The yearly performance review has long been hated by employees and managers alike. The idea of being graded on performance creates an atmosphere of fear and competition that has no direct value to increased productivity or influencing the behaviors that should be rewarded in the organization. More time instead is spent on the wrong questions: Who will get the biggest raise from the available funds? Who will be first on the chopping block in the next round of “rightsizing”? What old mistakes will be dredged up and used as ammunition? Will stellar performance even be remembered six months down the line?
Dissatisfaction with Performance Reviews Is on the Rise
Fortunately, employers are figuring out that assessing workers once a year is an inadequate and painful way to measure or manage performance. In fact, a 2010 survey conducted by management consultant Chuck Bolton found that about 9 out of 10 employees and executives find performance reviews to be ineffective.
According to a study titled “Performance appraisal satisfaction: The role of feedback and goal orientation” published in the Journal of Personnel Psychology in 2013, no one likes getting negative feedback at work. This holds true regardless of whether employees are motivated by a desire to prove their abilities, to avoid failure, or to learn new things. Being brought into the manager’s office for a round of criticism, no matter how constructive, simply isn’t boosting performance.
Do Companies Really Need These Yearly Reviews?
In an annual review, the performance being evaluated is usually ancient history and time that could have been spent actively supporting desired changes has been wasted. Reviews that grade employees on a curve, ensuring that some workers will be labeled “poor performers” regardless of actual effort, are particularly noxious. They pit workers against one another to stay out of the bottom tier rather than encouraging team members to bring out the best in each other.

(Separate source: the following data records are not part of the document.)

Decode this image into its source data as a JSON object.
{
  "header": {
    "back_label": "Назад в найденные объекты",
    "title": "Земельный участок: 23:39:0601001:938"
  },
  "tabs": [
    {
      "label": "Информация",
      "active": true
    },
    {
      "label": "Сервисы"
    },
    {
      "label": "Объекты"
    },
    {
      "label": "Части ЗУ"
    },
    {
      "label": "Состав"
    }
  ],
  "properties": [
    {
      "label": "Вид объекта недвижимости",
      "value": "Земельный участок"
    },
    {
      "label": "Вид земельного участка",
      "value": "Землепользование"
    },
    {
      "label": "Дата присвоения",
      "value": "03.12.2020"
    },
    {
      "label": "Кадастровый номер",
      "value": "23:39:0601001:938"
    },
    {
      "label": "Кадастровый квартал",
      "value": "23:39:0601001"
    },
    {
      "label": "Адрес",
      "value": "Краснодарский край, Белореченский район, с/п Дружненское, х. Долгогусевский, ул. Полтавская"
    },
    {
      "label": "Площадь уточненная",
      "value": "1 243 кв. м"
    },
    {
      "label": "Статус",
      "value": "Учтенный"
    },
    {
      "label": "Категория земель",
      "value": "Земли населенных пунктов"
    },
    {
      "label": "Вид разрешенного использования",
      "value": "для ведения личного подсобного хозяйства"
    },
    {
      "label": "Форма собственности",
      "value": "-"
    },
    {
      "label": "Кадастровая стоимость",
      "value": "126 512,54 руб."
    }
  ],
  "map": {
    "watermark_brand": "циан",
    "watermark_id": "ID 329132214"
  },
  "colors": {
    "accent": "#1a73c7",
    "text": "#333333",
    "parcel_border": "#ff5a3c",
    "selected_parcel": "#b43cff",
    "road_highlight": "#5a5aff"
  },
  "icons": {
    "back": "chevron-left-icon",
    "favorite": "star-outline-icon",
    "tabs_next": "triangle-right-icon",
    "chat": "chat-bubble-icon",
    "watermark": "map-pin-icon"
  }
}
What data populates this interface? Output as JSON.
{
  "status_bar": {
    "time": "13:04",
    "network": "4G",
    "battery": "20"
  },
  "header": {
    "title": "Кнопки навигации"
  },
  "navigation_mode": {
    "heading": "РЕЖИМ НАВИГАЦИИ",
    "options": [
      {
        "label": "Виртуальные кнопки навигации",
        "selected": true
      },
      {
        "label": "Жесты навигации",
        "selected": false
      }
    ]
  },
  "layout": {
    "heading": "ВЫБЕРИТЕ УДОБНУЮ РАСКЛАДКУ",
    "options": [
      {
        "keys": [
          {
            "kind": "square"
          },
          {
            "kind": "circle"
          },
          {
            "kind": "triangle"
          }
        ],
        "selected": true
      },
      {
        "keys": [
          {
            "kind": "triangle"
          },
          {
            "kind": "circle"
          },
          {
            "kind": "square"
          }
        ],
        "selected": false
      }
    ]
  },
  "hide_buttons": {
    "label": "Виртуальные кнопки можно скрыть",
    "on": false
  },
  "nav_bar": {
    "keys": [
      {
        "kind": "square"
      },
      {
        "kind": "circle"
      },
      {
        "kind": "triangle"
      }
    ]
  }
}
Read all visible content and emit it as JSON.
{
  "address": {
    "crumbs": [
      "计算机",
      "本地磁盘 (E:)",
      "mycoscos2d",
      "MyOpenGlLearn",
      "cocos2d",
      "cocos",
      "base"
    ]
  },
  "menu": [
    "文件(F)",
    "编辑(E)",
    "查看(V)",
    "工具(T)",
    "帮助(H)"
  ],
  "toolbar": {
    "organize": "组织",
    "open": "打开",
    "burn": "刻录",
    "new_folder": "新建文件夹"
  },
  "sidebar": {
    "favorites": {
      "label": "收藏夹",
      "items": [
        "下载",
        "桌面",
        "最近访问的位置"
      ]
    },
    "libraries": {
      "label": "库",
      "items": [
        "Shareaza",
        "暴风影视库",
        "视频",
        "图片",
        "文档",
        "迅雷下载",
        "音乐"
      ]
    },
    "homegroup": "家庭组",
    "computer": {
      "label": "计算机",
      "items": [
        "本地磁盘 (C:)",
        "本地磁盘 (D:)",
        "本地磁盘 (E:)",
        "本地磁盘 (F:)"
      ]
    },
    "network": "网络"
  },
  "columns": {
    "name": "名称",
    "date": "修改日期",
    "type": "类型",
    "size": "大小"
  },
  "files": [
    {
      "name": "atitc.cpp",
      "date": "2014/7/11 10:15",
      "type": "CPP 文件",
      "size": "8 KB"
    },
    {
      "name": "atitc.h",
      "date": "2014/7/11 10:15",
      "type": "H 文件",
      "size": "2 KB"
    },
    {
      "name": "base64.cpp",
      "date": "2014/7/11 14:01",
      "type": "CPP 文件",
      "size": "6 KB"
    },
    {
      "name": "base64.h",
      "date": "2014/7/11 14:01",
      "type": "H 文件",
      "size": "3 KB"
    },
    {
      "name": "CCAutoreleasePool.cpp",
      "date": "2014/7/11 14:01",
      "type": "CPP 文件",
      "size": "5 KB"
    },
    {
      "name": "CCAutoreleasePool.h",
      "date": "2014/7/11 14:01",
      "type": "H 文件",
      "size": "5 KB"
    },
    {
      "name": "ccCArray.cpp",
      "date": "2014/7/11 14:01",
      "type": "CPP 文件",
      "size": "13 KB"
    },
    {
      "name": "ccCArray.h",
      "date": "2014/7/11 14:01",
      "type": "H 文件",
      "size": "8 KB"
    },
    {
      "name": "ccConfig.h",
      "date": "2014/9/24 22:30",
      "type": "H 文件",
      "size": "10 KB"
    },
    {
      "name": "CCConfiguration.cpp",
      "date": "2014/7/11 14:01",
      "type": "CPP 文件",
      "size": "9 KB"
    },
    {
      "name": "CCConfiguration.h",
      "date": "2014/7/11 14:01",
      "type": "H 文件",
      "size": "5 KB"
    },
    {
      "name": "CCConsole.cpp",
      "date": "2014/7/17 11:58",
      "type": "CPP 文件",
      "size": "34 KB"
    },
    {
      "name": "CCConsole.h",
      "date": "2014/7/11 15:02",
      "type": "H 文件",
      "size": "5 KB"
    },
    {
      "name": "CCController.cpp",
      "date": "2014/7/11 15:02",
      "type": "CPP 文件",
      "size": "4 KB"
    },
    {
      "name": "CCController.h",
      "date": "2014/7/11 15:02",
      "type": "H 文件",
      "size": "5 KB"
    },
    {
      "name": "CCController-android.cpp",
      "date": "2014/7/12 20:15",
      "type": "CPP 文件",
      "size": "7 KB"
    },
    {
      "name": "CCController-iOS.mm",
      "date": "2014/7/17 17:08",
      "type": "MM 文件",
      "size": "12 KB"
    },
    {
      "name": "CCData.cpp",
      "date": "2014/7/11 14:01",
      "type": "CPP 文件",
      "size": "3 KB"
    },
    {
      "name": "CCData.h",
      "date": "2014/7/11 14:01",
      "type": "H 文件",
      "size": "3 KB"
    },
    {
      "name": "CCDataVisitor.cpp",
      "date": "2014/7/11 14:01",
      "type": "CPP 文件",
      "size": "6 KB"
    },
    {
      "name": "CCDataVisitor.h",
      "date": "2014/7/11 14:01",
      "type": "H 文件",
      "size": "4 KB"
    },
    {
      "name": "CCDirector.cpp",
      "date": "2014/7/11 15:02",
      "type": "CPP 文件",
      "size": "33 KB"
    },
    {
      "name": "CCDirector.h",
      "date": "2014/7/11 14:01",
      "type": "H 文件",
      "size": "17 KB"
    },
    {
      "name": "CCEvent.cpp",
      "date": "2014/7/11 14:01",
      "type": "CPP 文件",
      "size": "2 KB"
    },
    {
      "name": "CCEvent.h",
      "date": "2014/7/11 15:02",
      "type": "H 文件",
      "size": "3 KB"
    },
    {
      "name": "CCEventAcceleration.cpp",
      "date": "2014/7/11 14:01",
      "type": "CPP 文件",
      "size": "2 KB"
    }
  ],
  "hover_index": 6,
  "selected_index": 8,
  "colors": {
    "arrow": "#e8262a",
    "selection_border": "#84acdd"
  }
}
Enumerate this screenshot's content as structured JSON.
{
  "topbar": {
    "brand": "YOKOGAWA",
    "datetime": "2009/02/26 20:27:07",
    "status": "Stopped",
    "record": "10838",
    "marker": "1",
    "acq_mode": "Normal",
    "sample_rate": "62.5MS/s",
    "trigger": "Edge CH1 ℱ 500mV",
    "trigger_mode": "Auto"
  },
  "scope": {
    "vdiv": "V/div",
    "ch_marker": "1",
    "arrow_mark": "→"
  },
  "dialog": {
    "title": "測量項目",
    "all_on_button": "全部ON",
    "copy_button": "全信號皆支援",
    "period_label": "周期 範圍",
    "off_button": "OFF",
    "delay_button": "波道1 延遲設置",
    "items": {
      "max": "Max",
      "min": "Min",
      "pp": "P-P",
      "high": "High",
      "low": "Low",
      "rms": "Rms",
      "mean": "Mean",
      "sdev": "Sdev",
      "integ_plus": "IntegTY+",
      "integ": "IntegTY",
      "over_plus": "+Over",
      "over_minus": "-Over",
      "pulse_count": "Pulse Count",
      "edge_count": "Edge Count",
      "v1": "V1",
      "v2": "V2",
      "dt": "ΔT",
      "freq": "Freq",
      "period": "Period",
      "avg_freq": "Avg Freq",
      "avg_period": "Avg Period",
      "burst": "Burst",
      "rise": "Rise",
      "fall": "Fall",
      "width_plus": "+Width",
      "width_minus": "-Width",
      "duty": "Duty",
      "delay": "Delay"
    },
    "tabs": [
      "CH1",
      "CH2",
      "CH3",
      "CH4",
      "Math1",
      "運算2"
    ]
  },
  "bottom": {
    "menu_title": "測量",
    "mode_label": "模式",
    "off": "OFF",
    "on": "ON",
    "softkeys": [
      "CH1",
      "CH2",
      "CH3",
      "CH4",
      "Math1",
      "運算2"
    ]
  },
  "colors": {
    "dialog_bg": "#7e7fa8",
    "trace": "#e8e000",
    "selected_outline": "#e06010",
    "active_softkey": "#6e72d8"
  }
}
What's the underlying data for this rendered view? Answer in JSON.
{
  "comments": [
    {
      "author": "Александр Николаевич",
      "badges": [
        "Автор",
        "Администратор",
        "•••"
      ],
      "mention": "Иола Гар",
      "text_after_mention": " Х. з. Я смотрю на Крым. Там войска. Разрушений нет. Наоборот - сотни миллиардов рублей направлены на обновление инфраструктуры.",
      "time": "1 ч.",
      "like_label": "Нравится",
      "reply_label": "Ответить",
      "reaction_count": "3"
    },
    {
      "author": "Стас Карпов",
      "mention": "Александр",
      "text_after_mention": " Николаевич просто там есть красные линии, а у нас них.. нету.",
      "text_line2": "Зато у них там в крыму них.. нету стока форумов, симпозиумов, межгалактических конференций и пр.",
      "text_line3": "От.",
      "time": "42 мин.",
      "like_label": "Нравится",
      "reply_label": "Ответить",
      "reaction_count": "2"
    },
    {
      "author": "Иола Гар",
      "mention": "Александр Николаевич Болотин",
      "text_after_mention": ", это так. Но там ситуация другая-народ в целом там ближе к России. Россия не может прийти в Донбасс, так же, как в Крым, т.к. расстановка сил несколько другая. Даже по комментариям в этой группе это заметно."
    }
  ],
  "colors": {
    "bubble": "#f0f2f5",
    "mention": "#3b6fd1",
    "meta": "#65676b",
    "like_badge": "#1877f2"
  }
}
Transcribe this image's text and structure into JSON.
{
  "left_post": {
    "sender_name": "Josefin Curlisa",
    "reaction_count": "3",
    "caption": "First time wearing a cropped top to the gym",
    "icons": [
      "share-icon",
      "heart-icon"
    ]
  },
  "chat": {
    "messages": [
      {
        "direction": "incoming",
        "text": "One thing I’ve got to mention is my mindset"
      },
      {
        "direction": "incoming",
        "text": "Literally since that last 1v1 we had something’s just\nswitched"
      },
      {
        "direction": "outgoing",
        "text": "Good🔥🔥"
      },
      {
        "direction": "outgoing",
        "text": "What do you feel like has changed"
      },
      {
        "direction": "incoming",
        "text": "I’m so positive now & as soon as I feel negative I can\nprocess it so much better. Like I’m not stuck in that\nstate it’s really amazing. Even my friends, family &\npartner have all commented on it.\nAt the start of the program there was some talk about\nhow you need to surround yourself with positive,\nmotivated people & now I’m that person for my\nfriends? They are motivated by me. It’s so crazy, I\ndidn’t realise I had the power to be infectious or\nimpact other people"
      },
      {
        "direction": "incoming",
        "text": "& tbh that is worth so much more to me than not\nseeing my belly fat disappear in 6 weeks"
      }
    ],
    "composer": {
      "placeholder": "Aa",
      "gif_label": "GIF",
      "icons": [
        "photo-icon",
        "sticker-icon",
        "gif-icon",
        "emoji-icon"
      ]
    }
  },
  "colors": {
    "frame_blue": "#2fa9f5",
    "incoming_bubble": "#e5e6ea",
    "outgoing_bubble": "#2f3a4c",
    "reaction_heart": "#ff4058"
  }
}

Employers often use reviews to document unsatisfactory performance or standardize assessments to avoid the appearance of discrimination in terminations or promotions. However, there are other tools that can serve these purposes, leaving companies the option to make new choices for performance management.
Alternatives to Performance Reviews
- Try performance previews that focus on the future rather than on the past, with an emphasis on what the manager and employee need from one another in order to reach the next level of success.
- Use performance coaching with short, frequent, informal one-on-one sessions to talk out issues and find new ways to boost performance.
- Consider crowd-sourced employee incentives. Give each worker an equal quantity of “reward tokens” to distribute to their peers (anonymously) based on performance over a six month period. These tokens can then be redeemed in the form of a cash bonus.
- Use an iterative, “Agile” review system, choosing one measurable activity at a time for employees to improve.
- Implement ongoing reviews in real-time, including 360 reviews and self-assessments to spot opportunities for positive reinforcement as they occur instead of months later.
The shift to a new performance enhancement model needs to take place in stages. The annual performance review has become so ingrained in organizational culture that many believe only the small and nimble companies can succeed without it. The notion that the democratization of performance is simplified in a graded and ranked system is completely barren in the social and collaborative world we live in. That said – where to begin? Start at the top and work down. Managers should undergo the process themselves before they implement it for their own direct reports. Place an emphasis on using a method that is fair, transparent, and (above all) supportive. Survey and pulse feedback with new methods and refine as needed. Most likely the data needed to render a performance review will be just as obtainable but far more valuable.